For once, I’m not going to give a critical run-through of War Horse – it’s already got overwhelming praise from, well, pretty much everybody who’s ever seen it, so I doubt my verdict will make any difference one way or the other. Instead, I’m going to ask a tougher question: does this justify the large public subsidy that the Royal National Theatre gets? Because although the Sunderland Empire calls itself “The West End of the North East”, the National isn’t a West End Theatre, and it’s not just because of its location – the difference is that all the West End Theatres are entirely commercially self-funding. The National justifies its public funding on the grounds that it can take risks. That’s quite an easy claim to make – it’s not hard to be more adventurous than the formulaic shows that make up much of the West End – but you also to show something for it. Yes, you can have the odd dud every now and then, the gambles that didn’t work out, but you need to prove yourself with the risks that paid off. Step forward Exhibit A, War Horse.
When you’re the flagship show of the flagship venture of subsidised theatre, there’s two things you need to prove yourself. Firstly, you need to be popular with the public – there’s no doubt War Horse has achieved this, if the near sell-out at the Sunderland Empire is anything to go by. But the second challenge is harder: you need to offer something extra, over and above what the West End gives us. That, I felt, was where One Man Two Guvnors was weak. What are paying our taxes for? What does the National give us that the self-funding West End doesn’t?
One Man, Two Guvnors is more of an entertainment show than a play – but should we be looking down on slapstick?
London Theatre. Hmm. I’m yet to be convinced by their offerings. Only a minority of West End theatres actually stage productions I could describe as theatre; most of the time it’s musicals with little interest in story or script and lots of interest in the spectacle and razzmatazz and celebrity names. Now, before anyone tries out out-pedant me and point out that the Royal National Theatre is not located in the West End part of London, yes, I am aware of that thank you very much. I am also aware that, unlike the West End, the National Theatre gets s subsidy which, in theory, allows it to take risks the West End can’t. But still, when you’re running large-scale productions in one of the most expensive areas of the country you have to keep one eye on the budget and ticket sales – arguably different from West End producers who have both eyes on the budget, but a constraint on artistic freedom nonetheless. Anyway, the National Theatre is current showcasing One Man, Two Guvnors to the country with a tour, having just completed its week-long run at the Newcastle Theatre Royal. So … does this justify my taxes?
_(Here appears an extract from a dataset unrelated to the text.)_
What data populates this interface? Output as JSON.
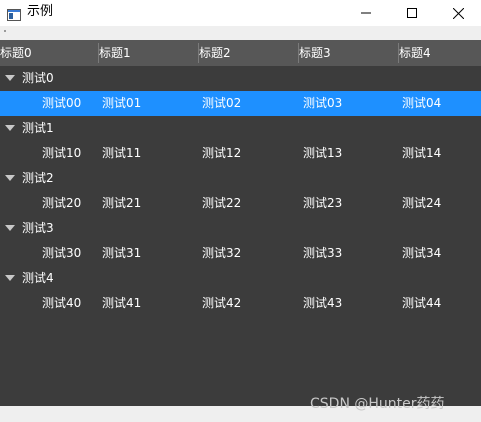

This play is an adaptation of Carlo Goldini 18th-century classic The Servant of Two Masters. It’s a standard story of girl meets boy, boy meets girl, girl’s twin brother challenges boy to duel, boy kills prospective brother-in-law and flees to Venice, girl disguises herself as late twin bother to collect dowry money from his would-be-in-laws, late twin brother’s ex-betrothed gets engaged to new man, new man gets jealous when ex-fiancé (actually ex-fiancé’s twin sister, of course) shows on the scene. Just in case there’s insufficient scope for hilarious consequences, enter Truffaldino, a rather hungry servant who sneakily takes up employment with aforementioned boy and girl-dressed-as-boy, not realising they are looking for each other. Richard Bean transplants the story from 18th-century Venice to 1960s Brighton, and Truffaldino becomes the titular role of Francis Henshall. Unlike historical Italy, homicide by duelling is generally frowned up in 20th-century Britain, so the story takes place in the semi-seedy semi-underworld of the popular south coast resort, a society slightly more lenient with these sorts of discrepancies. Other than that, Richard Bean doesn’t seem to have fiddled with the story too much, with the core plot preserved in the adaptation.